“Explore the northern tip of Long Beach and spot snowy plovers and thousands of waterfowl, cross to Long Island and walk through a native, old growth cedar forest, and head out to sea for possible sightings of albatross,” said David Ryan.
“Whether you’re an experienced birder or getting acquainted with the outdoors, nature lovers of all ages are sure to find plenty to do.”
The event is timed to coincide with the start of fall migration along the Pacific Flyway.
Among the tours offered will be an East Sand Island kayak trip, a bird walk at Cape Disappointment State Park, a pelagic trip departing from Ilwaco, two barge trips into Willapa Bay, as well as self-guided tours at Tarlatt, Teal and Greenhead sloughs.
Guided tours of the Leadbetter Unit of the Willapa National Wildlife Refuge will include one of the beach and dunes and another with an animal tracking specialist of the bay and forest side.
Presentations will include beginning birding, nature photography, shorebirds and pelagic birds. Bird box building, a decoy carving demonstration, beach baskets, biking and birding tour, feather raku pottery, stationary making, and a paint and sip class are some of the indoor offerings.
Capping off the day Sept. 29 will be an evening gathering at the Columbia Pacific Heritage Museum, event headquarters, with a keynote speaker, Joan Walsh, an ornithologist from Massachusetts, food and drink, plus a silent auction.

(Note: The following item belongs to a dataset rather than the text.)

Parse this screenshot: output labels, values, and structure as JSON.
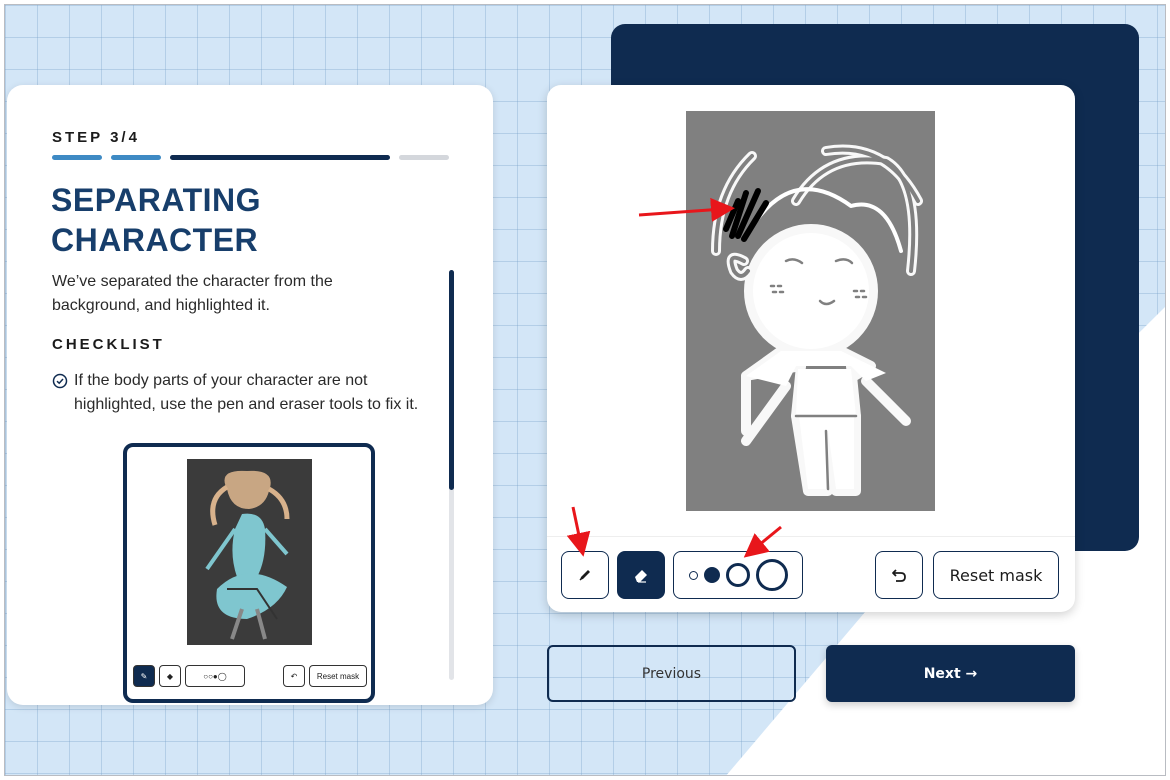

The festival is hosted by the Friends of the Willapa National Wildlife Refuge. Because space is limited, registration is required for each of the events. For more information and a schedule, log on to https://friendsofwillaparefuge.org/wings-over-willapa/ or email firstname.lastname@example.org.
Designated sites of international significance by the Western Hemisphere Shorebird Reserve Network in Willapa Bay and the Long Beach Peninsula boast many and varied habitats within a concentrated region.
Tidal mudflats, along with adjacent salt marshes, pastures, and outer beaches, provide large concentrations of shorebirds with diverse habitats critical for feeding and roosting. The region represents the largest remaining area of tidal mudflat habitat and coastal salt marsh habitat in southwestern Washington and the second largest estuary on the U.S. Pacific coast.
Hundreds of species of birds nest or migrate through Pacific County. Highlighted species include snowy plover, pygmy owl and peregrine falcon. More common sightings are gulls, bald eagles, brown pelicans and great blue herons. Seasonal sightings include sanderling, trumpeter swans, snowy owls, dunlin, merlin and black-bellied plovers.
“This critical link along the Pacific Flyway is threatened by habitat loss,” said Ferrier, from the Refuge.
“By increasing your awareness and appreciation of shorebirds in this region, you will be contributing to the success of long-term conservation efforts.”
Ryan, a forester with the Nature Conservancy, spoke with enthusiasm as he recalled how the event came together.
“There was a lot of latent energy, and there was unparalleled support,” Ryan said. “The business community started supporting it and we said, ‘Let’s make this happen!’ ”